“The level of activity is likely to stabilize and perhaps soften in the coming quarters as markets adjust to recent and upcoming regulatory changes,” Tal wrote in a report published Tuesday.

“But when the fog clears, it will become evident that the long-term trajectory of the market will show even tighter conditions,” he wrote.

Tal says while the psychological effects of B.C.’s 15 per cent tax on foreign buyers and Ontario’s Fair Housing Plan have helped cool markets in the short term, supply issues facing Toronto and Vancouver will likely worsen, noting “demand is routinely understated.”

He argues “the issue is not land, the issue is the speed at which that land comes to market,” and that problem will only intensify as the gap between population growth and the ability for the regions to supply more land grows.

“Short of a significant change in housing policies and preferences, there is nothing in the pipeline to alleviate the pressure,” wrote Tal.

He also says new mortgage stress-test rules introduced by the Office of the Superintendent of Financial Institutions’ (OSFI) in October won’t help ease the demand issue in Toronto and Vancouver’s housing markets over the long term.

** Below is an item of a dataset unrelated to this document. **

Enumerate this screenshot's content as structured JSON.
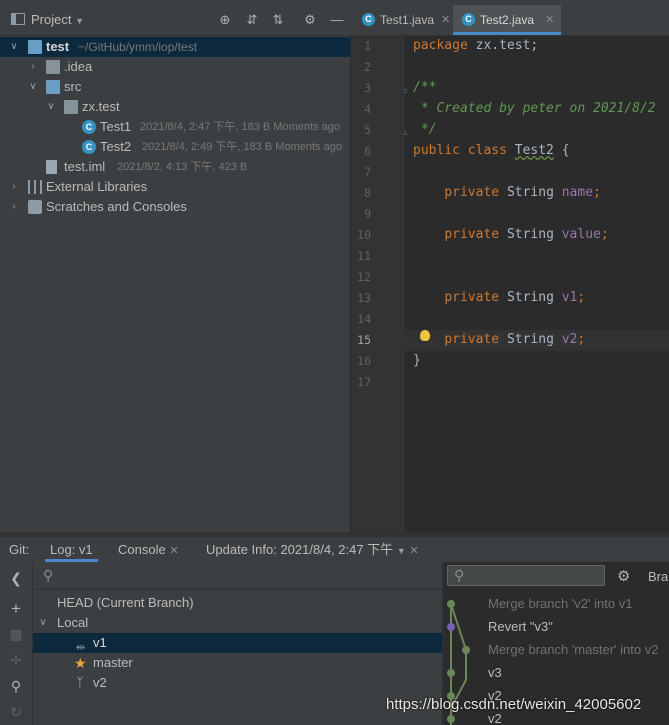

“On the surface that change reduces the purchasing power of typical buyers by close to 20 per cent, and we estimate that no less than 10-15 per cent of mortgage originations will be impacted by that move,” Tal wrote. “However, the actual reduction in demand is likely to be much less significant.”